In January, President Obama announced an easing of restrictions on American travel to Cuba and people-to-people exchanges. Increasing two-way traffic, despite the persistence of the U.S. trade embargo of Cuba, is an extremely promising development from which both countries stand to benefit. I know that will be the case, as my institution -- Sarah Lawrence College -- is celebrating the 10th anniversary of a highly successful collaboration with the University of Havana, the longest continuously running study abroad program between Cuba and an American college or university.
Clearly there have been hurdles. Fluctuations in American policies toward Cuba; changes in the Cuban economy; and the effects of Hurricanes Charley, Wilma, and Ike have presented challenges to every Cuban exchange program and vanquished schools larger and wealthier than Sarah Lawrence. But for those of us who endured, the Obama administration's recent decision opens the way toward the greater artistic and academic collaborations fostered before the Bush administration tightened restrictions in 2003-4. At that time, the few colleges with surviving programs were prohibited from including students from other colleges; unable to sustain the numbers with their own student population, many exchanges shut down. In a recent ceremony at the University of Havana, celebrating the durable and successful collaboration between our institutions, our faculty coordinator, Matilde Zimmermann said, "Sometimes, with imagination and work, what seems impossible can actually happen. And so we were able to put Sarah Lawrence's little foot in the door that was rapidly closing and keep it open." With the announced changes in policy, we look forward to re-opening the doors of our own program to students from other colleges and universities.
Cuba offers a fascinating and complex laboratory of social and political transformation only 90 miles from American shores. Accordingly, our fall semester program in Cuba is built around a core course at the University of Havana's Center for the Study of Demography that focuses on Cuba's population and society, with field visits to schools, clinics, and community projects. The students also take a Spanish language course and two electives selected from a broad range in science, social science, humanities and the arts, offered by institutions throughout Havana. These electives are taken with Cuban students and taught in Spanish.
For years I have heard about our students' remarkable experiences in Cuba.
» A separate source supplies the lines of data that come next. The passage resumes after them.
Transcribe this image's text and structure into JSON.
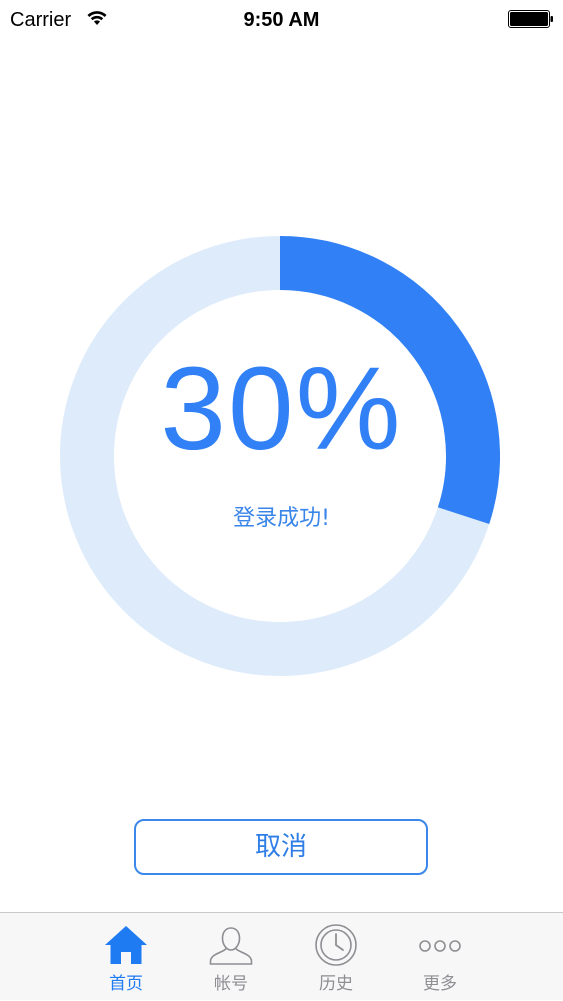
{
  "status_bar": {
    "carrier": "Carrier",
    "time": "9:50 AM"
  },
  "progress": {
    "percent_text": "30%",
    "fraction": 0.3,
    "message": "登录成功!",
    "track_color": "#deebfa",
    "fill_color": "#3180f5"
  },
  "actions": {
    "cancel_label": "取消"
  },
  "tab_bar": {
    "active_color": "#1f7bf2",
    "inactive_color": "#8e8e93",
    "tabs": [
      {
        "label": "首页",
        "icon": "home-icon",
        "active": true
      },
      {
        "label": "帐号",
        "icon": "person-icon",
        "active": false
      },
      {
        "label": "历史",
        "icon": "clock-icon",
        "active": false
      },
      {
        "label": "更多",
        "icon": "more-dots-icon",
        "active": false
      }
    ]
  }
}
But on a recent trip to Havana with a small Sarah Lawrence delegation, I had the opportunity to observe, first hand, the benefits of this study abroad program. If you are an American of a certain age (or a fan of Godfather II), traveling from Havana Airport to your hotel feels like entering a time warp, with '57 Chevys dotting the palm-tree lined roadways. The Hotel Nacional, which presides over the beautiful coastal boardwalk known as the Malecón, looks and feels like a set from a movie--an atmosphere heightened by the presence of cigar-smoking directors, hip, young fans, and movie stars attending the glamorous Havana Film Festival, which coincided with our visit in December.
Like some sections of Havana that feature gorgeously restored colonial structures next to rubble-strewn streets with dilapidated buildings, Cuba itself is a country of contradictions. During my five-day visit, my perceptions kept changing. The social concept of "rights," introduced with the '59 revolution -- that the state has a responsibility to provide education and health care to all citizens, but particularly its most vulnerable -- has created material improvements for many. The people we met take real pride in the country's social accomplishments in health care and education: life expectancy is 78 and literacy is very high. We visited Las Terrazas Bio Reserve, a federally sponsored bio reserve project that combines impressive work to preserve and enrich biodiversity while providing jobs and education to the local population. With our students, we toured the Latin American School of Medicine, dedicated to educating non-Cuban medical students in primary care to return to their countries to help underserved populations in their countries. Yet, although the social concept of rights does not necessarily conflict with individual rights, individual civil and political rights have expanded and contracted over the years since the revolution in Cuba, with free speech, assembly, and travel restrained. Unlike the Soviet example, in Cuba the art scene has remained incredibly vibrant; yet, as Julia Sweig puts it in one of the best books on Cuba (Cuba: What Everyone Needs to Know), "artists and cultural producers have learned to carefully manage their self-expression" (160).
Sarah Lawrence students are noted for caring about social justice; their work on the realities of Cuban society has been serious and probing -- topics include "The Aging of the Population and Public Health"; "Food Production in Cuba: Its Challenges, Accomplishments, and the Future"; and "Diversity and Hidden Discrimination." Some of our students commented that in Cuba, inequities of race and gender stubbornly persist despite the overturning of class privilege. Several of the paper titles underscore the fact that official and unofficial stories sometimes contradict one another; part of education is learning to tell the difference.
From what we heard during our visit, Raul Castro is receptive to increased civic freedoms and pragmatic about the need for privatization of some businesses. Many Cubans, facing economic hardship exacerbated by both the recession and the U.S. embargo, feel these changes are coming all too slowly. The recent and encouraging easing of restrictions by the American government has not included talk of reversing the embargo, which has hurt the Cuban economy greatly. Nevertheless, it is a welcome development - one that will no doubt enable many people to experience the rich, often transformative experience that 120 Sarah Lawrence students have enjoyed over the past decade.